(Records for this task)

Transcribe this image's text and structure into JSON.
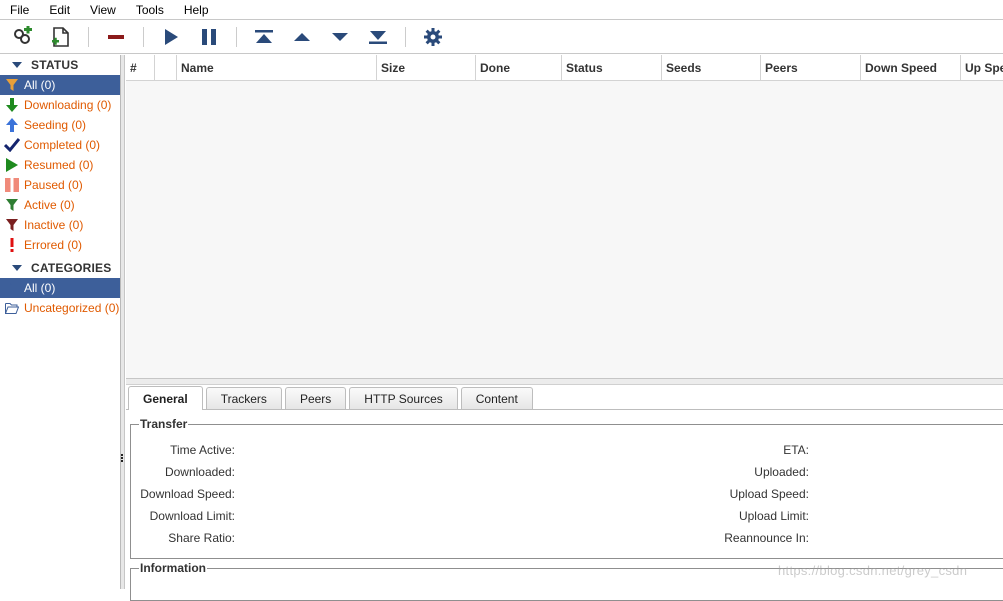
{
  "menu": [
    "File",
    "Edit",
    "View",
    "Tools",
    "Help"
  ],
  "toolbar": {
    "icons": [
      "add-torrent-link-icon",
      "add-torrent-file-icon",
      "delete-icon",
      "resume-icon",
      "pause-icon",
      "move-top-icon",
      "move-up-icon",
      "move-down-icon",
      "move-bottom-icon",
      "options-gear-icon"
    ]
  },
  "sidebar": {
    "status_header": "STATUS",
    "status_items": [
      {
        "label": "All (0)",
        "icon": "filter-icon"
      },
      {
        "label": "Downloading (0)",
        "icon": "down-arrow-icon"
      },
      {
        "label": "Seeding (0)",
        "icon": "up-arrow-icon"
      },
      {
        "label": "Completed (0)",
        "icon": "checkmark-icon"
      },
      {
        "label": "Resumed (0)",
        "icon": "play-icon"
      },
      {
        "label": "Paused (0)",
        "icon": "pause-icon"
      },
      {
        "label": "Active (0)",
        "icon": "filter-green-icon"
      },
      {
        "label": "Inactive (0)",
        "icon": "filter-red-icon"
      },
      {
        "label": "Errored (0)",
        "icon": "exclamation-icon"
      }
    ],
    "categories_header": "CATEGORIES",
    "category_items": [
      {
        "label": "All (0)",
        "icon": "folder-icon"
      },
      {
        "label": "Uncategorized (0)",
        "icon": "folder-open-icon"
      }
    ]
  },
  "table": {
    "columns": [
      "#",
      "",
      "Name",
      "Size",
      "Done",
      "Status",
      "Seeds",
      "Peers",
      "Down Speed",
      "Up Spe"
    ]
  },
  "tabs": [
    "General",
    "Trackers",
    "Peers",
    "HTTP Sources",
    "Content"
  ],
  "transfer": {
    "legend": "Transfer",
    "left": [
      "Time Active:",
      "Downloaded:",
      "Download Speed:",
      "Download Limit:",
      "Share Ratio:"
    ],
    "right": [
      "ETA:",
      "Uploaded:",
      "Upload Speed:",
      "Upload Limit:",
      "Reannounce In:"
    ]
  },
  "information": {
    "legend": "Information"
  },
  "watermark": "https://blog.csdn.net/grey_csdn",
  "colors": {
    "accent": "#3d5f9a",
    "link": "#e05a00",
    "icon_blue": "#2a4a7a"
  }
}
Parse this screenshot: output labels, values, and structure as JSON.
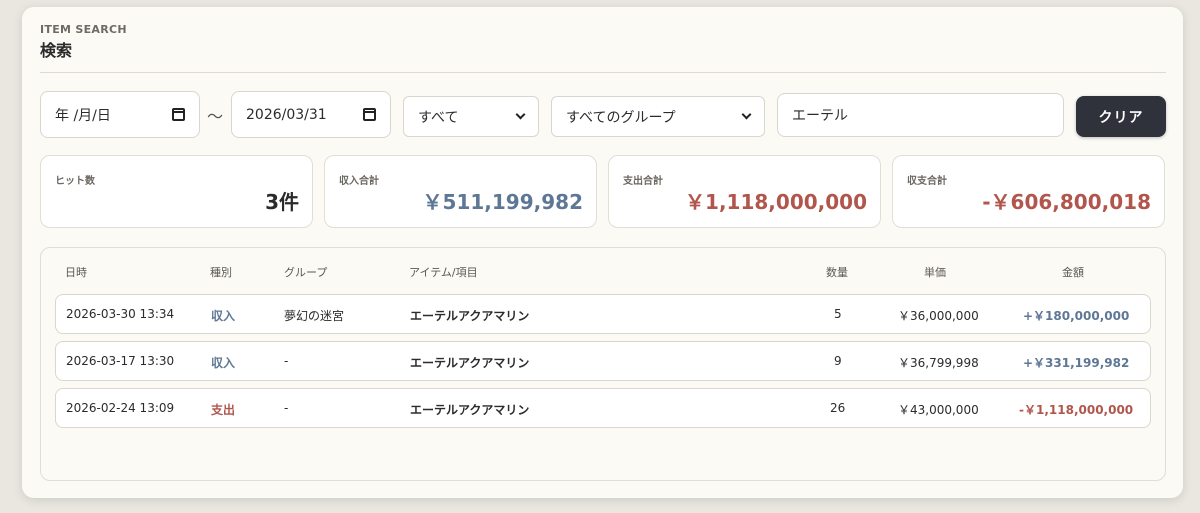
{
  "header": {
    "eyebrow": "ITEM SEARCH",
    "title": "検索"
  },
  "filters": {
    "date_from": "年 /月/日",
    "date_sep": "～",
    "date_to": "2026/03/31",
    "type_select": "すべて",
    "group_select": "すべてのグループ",
    "keyword": "エーテル",
    "clear_label": "クリア"
  },
  "stats": {
    "hits": {
      "label": "ヒット数",
      "value": "3件"
    },
    "income": {
      "label": "収入合計",
      "value": "￥511,199,982"
    },
    "expense": {
      "label": "支出合計",
      "value": "￥1,118,000,000"
    },
    "balance": {
      "label": "収支合計",
      "value": "-￥606,800,018"
    }
  },
  "table": {
    "headers": [
      "日時",
      "種別",
      "グループ",
      "アイテム/項目",
      "数量",
      "単価",
      "金額"
    ],
    "rows": [
      {
        "datetime": "2026-03-30 13:34",
        "type": "収入",
        "group": "夢幻の迷宮",
        "item": "エーテルアクアマリン",
        "qty": "5",
        "unit_price": "￥36,000,000",
        "amount": "+￥180,000,000"
      },
      {
        "datetime": "2026-03-17 13:30",
        "type": "収入",
        "group": "-",
        "item": "エーテルアクアマリン",
        "qty": "9",
        "unit_price": "￥36,799,998",
        "amount": "+￥331,199,982"
      },
      {
        "datetime": "2026-02-24 13:09",
        "type": "支出",
        "group": "-",
        "item": "エーテルアクアマリン",
        "qty": "26",
        "unit_price": "￥43,000,000",
        "amount": "-￥1,118,000,000"
      }
    ]
  },
  "colors": {
    "income": "#5e7795",
    "expense": "#b0564c",
    "button": "#2f323a"
  },
  "icons": {
    "date": "calendar-icon",
    "select": "chevron-down-icon"
  }
}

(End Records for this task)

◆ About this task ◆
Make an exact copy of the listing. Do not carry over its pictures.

◆ Answer to this exercise ◆
Transcribe this image's text and structure into JSON.
{
  "menu": [
    "File",
    "Edit",
    "View",
    "Tools",
    "Help"
  ],
  "toolbar": {
    "icons": [
      "add-torrent-link-icon",
      "add-torrent-file-icon",
      "delete-icon",
      "resume-icon",
      "pause-icon",
      "move-top-icon",
      "move-up-icon",
      "move-down-icon",
      "move-bottom-icon",
      "options-gear-icon"
    ]
  },
  "sidebar": {
    "status_header": "STATUS",
    "status_items": [
      {
        "label": "All (0)",
        "icon": "filter-icon"
      },
      {
        "label": "Downloading (0)",
        "icon": "down-arrow-icon"
      },
      {
        "label": "Seeding (0)",
        "icon": "up-arrow-icon"
      },
      {
        "label": "Completed (0)",
        "icon": "checkmark-icon"
      },
      {
        "label": "Resumed (0)",
        "icon": "play-icon"
      },
      {
        "label": "Paused (0)",
        "icon": "pause-icon"
      },
      {
        "label": "Active (0)",
        "icon": "filter-green-icon"
      },
      {
        "label": "Inactive (0)",
        "icon": "filter-red-icon"
      },
      {
        "label": "Errored (0)",
        "icon": "exclamation-icon"
      }
    ],
    "categories_header": "CATEGORIES",
    "category_items": [
      {
        "label": "All (0)",
        "icon": "folder-icon"
      },
      {
        "label": "Uncategorized (0)",
        "icon": "folder-open-icon"
      }
    ]
  },
  "table": {
    "columns": [
      "#",
      "",
      "Name",
      "Size",
      "Done",
      "Status",
      "Seeds",
      "Peers",
      "Down Speed",
      "Up Spe"
    ]
  },
  "tabs": [
    "General",
    "Trackers",
    "Peers",
    "HTTP Sources",
    "Content"
  ],
  "transfer": {
    "legend": "Transfer",
    "left": [
      "Time Active:",
      "Downloaded:",
      "Download Speed:",
      "Download Limit:",
      "Share Ratio:"
    ],
    "right": [
      "ETA:",
      "Uploaded:",
      "Upload Speed:",
      "Upload Limit:",
      "Reannounce In:"
    ]
  },
  "information": {
    "legend": "Information"
  },
  "watermark": "https://blog.csdn.net/grey_csdn",
  "colors": {
    "accent": "#3d5f9a",
    "link": "#e05a00",
    "icon_blue": "#2a4a7a"
  }
}
Parse this screenshot: output labels, values, and structure as JSON.
{
  "header": {
    "eyebrow": "ITEM SEARCH",
    "title": "検索"
  },
  "filters": {
    "date_from": "年 /月/日",
    "date_sep": "～",
    "date_to": "2026/03/31",
    "type_select": "すべて",
    "group_select": "すべてのグループ",
    "keyword": "エーテル",
    "clear_label": "クリア"
  },
  "stats": {
    "hits": {
      "label": "ヒット数",
      "value": "3件"
    },
    "income": {
      "label": "収入合計",
      "value": "￥511,199,982"
    },
    "expense": {
      "label": "支出合計",
      "value": "￥1,118,000,000"
    },
    "balance": {
      "label": "収支合計",
      "value": "-￥606,800,018"
    }
  },
  "table": {
    "headers": [
      "日時",
      "種別",
      "グループ",
      "アイテム/項目",
      "数量",
      "単価",
      "金額"
    ],
    "rows": [
      {
        "datetime": "2026-03-30 13:34",
        "type": "収入",
        "group": "夢幻の迷宮",
        "item": "エーテルアクアマリン",
        "qty": "5",
        "unit_price": "￥36,000,000",
        "amount": "+￥180,000,000"
      },
      {
        "datetime": "2026-03-17 13:30",
        "type": "収入",
        "group": "-",
        "item": "エーテルアクアマリン",
        "qty": "9",
        "unit_price": "￥36,799,998",
        "amount": "+￥331,199,982"
      },
      {
        "datetime": "2026-02-24 13:09",
        "type": "支出",
        "group": "-",
        "item": "エーテルアクアマリン",
        "qty": "26",
        "unit_price": "￥43,000,000",
        "amount": "-￥1,118,000,000"
      }
    ]
  },
  "colors": {
    "income": "#5e7795",
    "expense": "#b0564c",
    "button": "#2f323a"
  },
  "icons": {
    "date": "calendar-icon",
    "select": "chevron-down-icon"
  }
}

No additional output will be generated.